Ok, so today isn’t Sunday. Technically, you don’t have to eat Eggs Benedict only on a Sunday, but it does make it all a bit more magical. For those who don’t know what Eggs Benedict are, here’s a quick stacked description, starting from the bottom and working up: a slice of bread, warm or toasted (English muffins are best, but crumpets work just as well and normal bread is yummy, too); a slice of cooked ham (prosciutto cotto, the Italian version, is my favourite; a classic is canadian bacon and a new suggestion from moi is mortadella); a perfectly poached egg (…) and creamy Hollandaise sauce. Here are the ingredients:
My mother has always made us Eggs Benedict and I have always been their number one fan. I am a natural egg-addict, but Eggs Benedict are simply the best. I used to sit and wait for my one, perfect egg on those Sundays in which, surrounded by chaos and frustration, my mother used to dedicate her whole morning to these little mouthfuls of…well, yes. Magic. And as I grew older and went to live alone I never once thought “ah, I’ll make myself some Eggs Benedict” because no, they’re too difficult. They’re impossible. They’re the best of the best. I wasn’t ready.
And then, in April this year, I went to a cooking lesson, courtesy of Maurizio, my boyfriend. Well.

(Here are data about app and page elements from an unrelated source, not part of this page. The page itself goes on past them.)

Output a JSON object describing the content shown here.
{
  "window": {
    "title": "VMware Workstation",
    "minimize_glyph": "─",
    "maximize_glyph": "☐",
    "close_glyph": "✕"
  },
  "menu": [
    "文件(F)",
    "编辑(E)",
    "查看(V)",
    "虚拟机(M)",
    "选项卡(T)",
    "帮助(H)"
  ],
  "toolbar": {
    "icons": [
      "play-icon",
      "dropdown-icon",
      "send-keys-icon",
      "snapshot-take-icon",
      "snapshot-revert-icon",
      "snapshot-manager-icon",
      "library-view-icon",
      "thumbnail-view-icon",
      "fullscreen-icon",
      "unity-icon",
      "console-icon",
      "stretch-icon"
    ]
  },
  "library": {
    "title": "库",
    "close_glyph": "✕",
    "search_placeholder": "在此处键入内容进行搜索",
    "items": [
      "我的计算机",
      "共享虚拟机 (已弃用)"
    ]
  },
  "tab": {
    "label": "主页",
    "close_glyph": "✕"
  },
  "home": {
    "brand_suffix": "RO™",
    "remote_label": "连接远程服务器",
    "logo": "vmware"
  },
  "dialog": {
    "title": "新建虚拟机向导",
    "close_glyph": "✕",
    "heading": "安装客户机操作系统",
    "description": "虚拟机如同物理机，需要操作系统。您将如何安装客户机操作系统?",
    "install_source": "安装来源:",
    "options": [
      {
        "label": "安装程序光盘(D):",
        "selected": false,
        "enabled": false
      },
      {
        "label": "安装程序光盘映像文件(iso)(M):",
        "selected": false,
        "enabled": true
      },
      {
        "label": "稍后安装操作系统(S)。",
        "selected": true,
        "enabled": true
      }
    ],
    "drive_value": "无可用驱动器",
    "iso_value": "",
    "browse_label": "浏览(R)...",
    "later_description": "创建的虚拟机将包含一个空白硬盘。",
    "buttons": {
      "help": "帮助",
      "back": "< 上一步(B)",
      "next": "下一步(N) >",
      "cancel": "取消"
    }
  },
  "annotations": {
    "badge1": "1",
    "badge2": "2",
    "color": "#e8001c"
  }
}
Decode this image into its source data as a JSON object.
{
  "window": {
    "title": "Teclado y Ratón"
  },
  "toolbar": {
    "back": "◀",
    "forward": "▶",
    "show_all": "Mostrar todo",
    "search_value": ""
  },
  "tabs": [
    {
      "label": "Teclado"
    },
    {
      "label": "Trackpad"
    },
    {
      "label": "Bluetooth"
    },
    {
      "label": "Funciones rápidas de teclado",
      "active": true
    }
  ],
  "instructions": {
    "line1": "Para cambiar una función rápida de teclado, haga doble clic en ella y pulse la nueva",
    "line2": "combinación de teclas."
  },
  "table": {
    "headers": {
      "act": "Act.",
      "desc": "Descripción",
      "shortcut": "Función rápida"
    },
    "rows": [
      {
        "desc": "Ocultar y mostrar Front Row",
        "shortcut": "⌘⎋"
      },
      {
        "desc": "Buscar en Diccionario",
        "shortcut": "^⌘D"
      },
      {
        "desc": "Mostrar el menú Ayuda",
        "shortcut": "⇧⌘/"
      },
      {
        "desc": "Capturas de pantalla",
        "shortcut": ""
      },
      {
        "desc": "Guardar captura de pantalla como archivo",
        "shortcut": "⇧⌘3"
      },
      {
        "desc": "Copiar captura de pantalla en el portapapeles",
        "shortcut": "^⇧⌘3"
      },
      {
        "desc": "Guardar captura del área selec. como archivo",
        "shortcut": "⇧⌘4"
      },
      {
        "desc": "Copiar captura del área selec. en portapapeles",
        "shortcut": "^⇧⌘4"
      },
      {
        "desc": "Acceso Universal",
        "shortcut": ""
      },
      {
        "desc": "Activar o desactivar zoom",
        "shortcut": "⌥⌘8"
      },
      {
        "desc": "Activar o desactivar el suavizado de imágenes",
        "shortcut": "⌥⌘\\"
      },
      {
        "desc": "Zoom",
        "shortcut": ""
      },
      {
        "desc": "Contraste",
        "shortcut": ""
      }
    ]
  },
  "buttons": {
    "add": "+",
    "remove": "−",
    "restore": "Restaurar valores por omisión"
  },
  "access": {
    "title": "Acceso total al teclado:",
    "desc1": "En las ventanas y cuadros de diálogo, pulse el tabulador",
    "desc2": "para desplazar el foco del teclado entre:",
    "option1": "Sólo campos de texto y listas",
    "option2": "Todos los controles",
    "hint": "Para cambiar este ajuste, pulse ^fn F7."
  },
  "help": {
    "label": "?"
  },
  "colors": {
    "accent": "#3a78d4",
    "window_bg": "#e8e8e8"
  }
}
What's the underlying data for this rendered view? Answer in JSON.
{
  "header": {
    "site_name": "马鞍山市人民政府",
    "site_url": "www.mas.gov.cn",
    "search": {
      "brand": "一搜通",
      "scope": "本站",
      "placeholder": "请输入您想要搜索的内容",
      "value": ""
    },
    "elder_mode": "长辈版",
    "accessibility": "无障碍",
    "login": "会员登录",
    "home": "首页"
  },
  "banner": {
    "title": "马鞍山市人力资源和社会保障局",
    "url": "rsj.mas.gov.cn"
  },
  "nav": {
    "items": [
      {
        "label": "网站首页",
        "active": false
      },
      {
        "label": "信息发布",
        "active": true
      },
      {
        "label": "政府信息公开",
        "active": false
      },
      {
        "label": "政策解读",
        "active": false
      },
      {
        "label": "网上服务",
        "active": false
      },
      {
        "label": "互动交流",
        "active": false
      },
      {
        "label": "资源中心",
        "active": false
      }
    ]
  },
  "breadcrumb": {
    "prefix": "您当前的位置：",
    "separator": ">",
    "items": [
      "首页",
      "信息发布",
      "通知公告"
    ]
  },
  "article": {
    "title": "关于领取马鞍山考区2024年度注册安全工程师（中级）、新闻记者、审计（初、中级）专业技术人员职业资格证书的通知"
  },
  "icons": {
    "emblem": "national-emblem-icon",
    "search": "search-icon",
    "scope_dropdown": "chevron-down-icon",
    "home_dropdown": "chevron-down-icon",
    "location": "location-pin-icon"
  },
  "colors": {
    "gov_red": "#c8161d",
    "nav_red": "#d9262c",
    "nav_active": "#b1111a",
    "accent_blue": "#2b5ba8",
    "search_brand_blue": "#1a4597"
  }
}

The lesson was incredible (I had never been to a cooking lesson before) and I learnt many new things (apple pancakes were definitely the highlight of the lesson) but when our teacher started working on the Eggs Benedict I knew, in a moment, that all those years I hadn’t been wrong. The poached eggs were a stroll in the park, the homemade bread (to go with the eggs) practically made itself, but the Hollandaise sauce…that was another matter. Hollandaise sauce, allegedly documented for the first time in 1593, is a smooth, rich, creamy yellow sauce made with butter, egg yolks, salt and some acidifying agent (vinegar or lemon are the most commonly used. I am partial to lemon, as my mother uses it for her sauce). So during the cooking lesson our teacher first showed us how to do the sauce, clarifying the butter, heating a spoonful of water with some vinegar bain marie, adding the yolks, then stirring in the butter, salt and pepper. Something went wrong and the sauce came out looking curdled and dense, our teacher a bit frazzled. With feigned calmness she admitted her mistake and asked a student to go help her. This time the sauce became too hot too fast, the yolks cooked and the result was the following (i.e. not good enough):
There was no third attempt.

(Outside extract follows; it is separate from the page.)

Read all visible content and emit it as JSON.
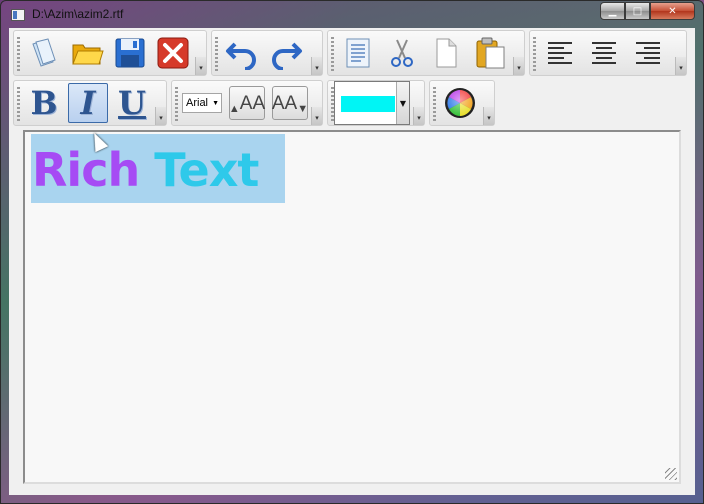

Convinced that my mother’s recipe was the safest and having learnt how to successfully poach an egg, I headed home, high on the culinary knowledge I had gained that morning. The next day (or a few days later) I attempted the feat with my mother’s recipe for the sauce, which turned out to be none other than The Joy of Cooking‘s never fail recipe. Confident of my skills and of this recipe, whose name boded nothing but success and happiness for uncountable Sundays to come, I poached my eggs beautifully and tackled the sauce. Everything was going perfectly when suddenly, while adding the lemon (the last part of the procedure), the sauce curdled. Just like that, my previously creamy, smooth, liquid pot of joy was separated into a thin lemony part and specks of cooked yolk. Maybe the lemon juice was too hot, maybe the butter was too cold…who knows. The taste was good; the aesthetics….less.
Today was my second attempt at Eggs Benedict. And I am proud to announce that finally, finally finally the sauce was made. I woke up and, notwithstanding the fact that I had many other things to do I decided to treat us to a Sunday lunch on a Saturday. So I thawed two slices of bread, chucked them in the oven, got two slivers of mortadella (not conventional but very, very good), put some water to boil and thought that I’d invent my own procedure for the sauce, seeing as a) I didn’t have time to look for the previous two and b) they hadn’t worked, anyway. So I prepared my bain marie, putting a smaller pot in the boiling water and melted a random amount of butter. Then I got the boyfriend to squeeze half a lemon and poured only about half that amount (total: the juice of one quarter of a lemon) into the heated butter, stirring continuously. Then, slowly, keeping the pot raised over (i.e. not touching) the boiling water underneath but still receiving the heat, Maurizio (the afore-mentioned boyfriend) added the beaten yolks of two eggs. I stirred. And stirred. And stirred. And watched, in apprehension over my recklessness. Thinking it looked thin I didn’t add water, as all recipes want, but lowered the pot back into the boiling water, hoping it would become denser as the yolk absorbed heat. It did and, probably just in the nick of time I removed the pot and tasted. Perfect. Incredible. Magic. This is the result, of which I am very proud (the poached eggs came out not bad, worse. Terrible. Atrocious. But they tasted fine and were covered by the sauce, so I guess I can skip the self-criticism and continue being proud of the sauce).
My conclusion? Hollandaise sauce needs nonchalance, improvisation, personality and a pinch of magic. Poached eggs on the other hand…..are like risotto: they need time, patience and love, but that will have to be another post.